INSTRUCTIONS FOR THE TASK = From the first line to the last, retype the listing without any alteration.
★ ★ ★
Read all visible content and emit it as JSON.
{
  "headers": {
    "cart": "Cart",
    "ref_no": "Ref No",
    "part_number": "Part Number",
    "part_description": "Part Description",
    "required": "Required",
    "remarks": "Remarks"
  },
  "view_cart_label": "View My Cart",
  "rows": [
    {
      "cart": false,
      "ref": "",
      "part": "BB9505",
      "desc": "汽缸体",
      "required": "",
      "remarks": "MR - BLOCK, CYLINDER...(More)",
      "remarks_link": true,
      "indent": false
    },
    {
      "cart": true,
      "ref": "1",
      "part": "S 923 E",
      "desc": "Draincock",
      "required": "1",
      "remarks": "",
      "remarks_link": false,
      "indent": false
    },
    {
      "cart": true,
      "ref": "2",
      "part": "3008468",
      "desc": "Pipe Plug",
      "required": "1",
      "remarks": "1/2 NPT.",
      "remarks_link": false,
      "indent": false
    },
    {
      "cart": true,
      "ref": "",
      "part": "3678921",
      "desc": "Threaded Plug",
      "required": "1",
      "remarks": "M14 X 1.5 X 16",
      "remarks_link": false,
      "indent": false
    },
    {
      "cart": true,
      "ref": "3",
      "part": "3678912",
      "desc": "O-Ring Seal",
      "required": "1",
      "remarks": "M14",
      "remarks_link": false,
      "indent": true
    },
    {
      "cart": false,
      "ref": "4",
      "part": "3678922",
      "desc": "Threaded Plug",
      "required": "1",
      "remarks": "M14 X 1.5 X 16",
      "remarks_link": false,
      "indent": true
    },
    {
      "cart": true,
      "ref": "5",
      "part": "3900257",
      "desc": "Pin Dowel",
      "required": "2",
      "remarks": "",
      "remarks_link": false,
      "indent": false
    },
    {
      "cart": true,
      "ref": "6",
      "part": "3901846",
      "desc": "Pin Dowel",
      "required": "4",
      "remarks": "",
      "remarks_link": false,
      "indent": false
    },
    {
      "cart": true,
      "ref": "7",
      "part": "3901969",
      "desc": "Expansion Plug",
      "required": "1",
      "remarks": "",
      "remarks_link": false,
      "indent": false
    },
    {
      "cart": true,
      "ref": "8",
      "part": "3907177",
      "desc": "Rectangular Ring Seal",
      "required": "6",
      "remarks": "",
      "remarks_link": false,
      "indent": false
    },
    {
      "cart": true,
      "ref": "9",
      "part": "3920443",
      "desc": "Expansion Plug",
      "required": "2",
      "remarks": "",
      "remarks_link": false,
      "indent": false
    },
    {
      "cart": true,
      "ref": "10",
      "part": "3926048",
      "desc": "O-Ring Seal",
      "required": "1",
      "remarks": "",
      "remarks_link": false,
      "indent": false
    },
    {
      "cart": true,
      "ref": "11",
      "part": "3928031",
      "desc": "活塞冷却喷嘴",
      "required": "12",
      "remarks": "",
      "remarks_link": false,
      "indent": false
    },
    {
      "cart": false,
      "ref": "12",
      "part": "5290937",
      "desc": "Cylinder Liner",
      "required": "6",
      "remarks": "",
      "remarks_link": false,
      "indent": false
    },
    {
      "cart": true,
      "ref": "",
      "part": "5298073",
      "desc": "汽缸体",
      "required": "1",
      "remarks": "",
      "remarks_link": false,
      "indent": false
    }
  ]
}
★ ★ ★
THE COMPLETED TASK =
Read all visible content and emit it as JSON.
{
  "headers": {
    "cart": "Cart",
    "ref_no": "Ref No",
    "part_number": "Part Number",
    "part_description": "Part Description",
    "required": "Required",
    "remarks": "Remarks"
  },
  "view_cart_label": "View My Cart",
  "rows": [
    {
      "cart": false,
      "ref": "",
      "part": "BB9505",
      "desc": "汽缸体",
      "required": "",
      "remarks": "MR - BLOCK, CYLINDER...(More)",
      "remarks_link": true,
      "indent": false
    },
    {
      "cart": true,
      "ref": "1",
      "part": "S 923 E",
      "desc": "Draincock",
      "required": "1",
      "remarks": "",
      "remarks_link": false,
      "indent": false
    },
    {
      "cart": true,
      "ref": "2",
      "part": "3008468",
      "desc": "Pipe Plug",
      "required": "1",
      "remarks": "1/2 NPT.",
      "remarks_link": false,
      "indent": false
    },
    {
      "cart": true,
      "ref": "",
      "part": "3678921",
      "desc": "Threaded Plug",
      "required": "1",
      "remarks": "M14 X 1.5 X 16",
      "remarks_link": false,
      "indent": false
    },
    {
      "cart": true,
      "ref": "3",
      "part": "3678912",
      "desc": "O-Ring Seal",
      "required": "1",
      "remarks": "M14",
      "remarks_link": false,
      "indent": true
    },
    {
      "cart": false,
      "ref": "4",
      "part": "3678922",
      "desc": "Threaded Plug",
      "required": "1",
      "remarks": "M14 X 1.5 X 16",
      "remarks_link": false,
      "indent": true
    },
    {
      "cart": true,
      "ref": "5",
      "part": "3900257",
      "desc": "Pin Dowel",
      "required": "2",
      "remarks": "",
      "remarks_link": false,
      "indent": false
    },
    {
      "cart": true,
      "ref": "6",
      "part": "3901846",
      "desc": "Pin Dowel",
      "required": "4",
      "remarks": "",
      "remarks_link": false,
      "indent": false
    },
    {
      "cart": true,
      "ref": "7",
      "part": "3901969",
      "desc": "Expansion Plug",
      "required": "1",
      "remarks": "",
      "remarks_link": false,
      "indent": false
    },
    {
      "cart": true,
      "ref": "8",
      "part": "3907177",
      "desc": "Rectangular Ring Seal",
      "required": "6",
      "remarks": "",
      "remarks_link": false,
      "indent": false
    },
    {
      "cart": true,
      "ref": "9",
      "part": "3920443",
      "desc": "Expansion Plug",
      "required": "2",
      "remarks": "",
      "remarks_link": false,
      "indent": false
    },
    {
      "cart": true,
      "ref": "10",
      "part": "3926048",
      "desc": "O-Ring Seal",
      "required": "1",
      "remarks": "",
      "remarks_link": false,
      "indent": false
    },
    {
      "cart": true,
      "ref": "11",
      "part": "3928031",
      "desc": "活塞冷却喷嘴",
      "required": "12",
      "remarks": "",
      "remarks_link": false,
      "indent": false
    },
    {
      "cart": false,
      "ref": "12",
      "part": "5290937",
      "desc": "Cylinder Liner",
      "required": "6",
      "remarks": "",
      "remarks_link": false,
      "indent": false
    },
    {
      "cart": true,
      "ref": "",
      "part": "5298073",
      "desc": "汽缸体",
      "required": "1",
      "remarks": "",
      "remarks_link": false,
      "indent": false
    }
  ]
}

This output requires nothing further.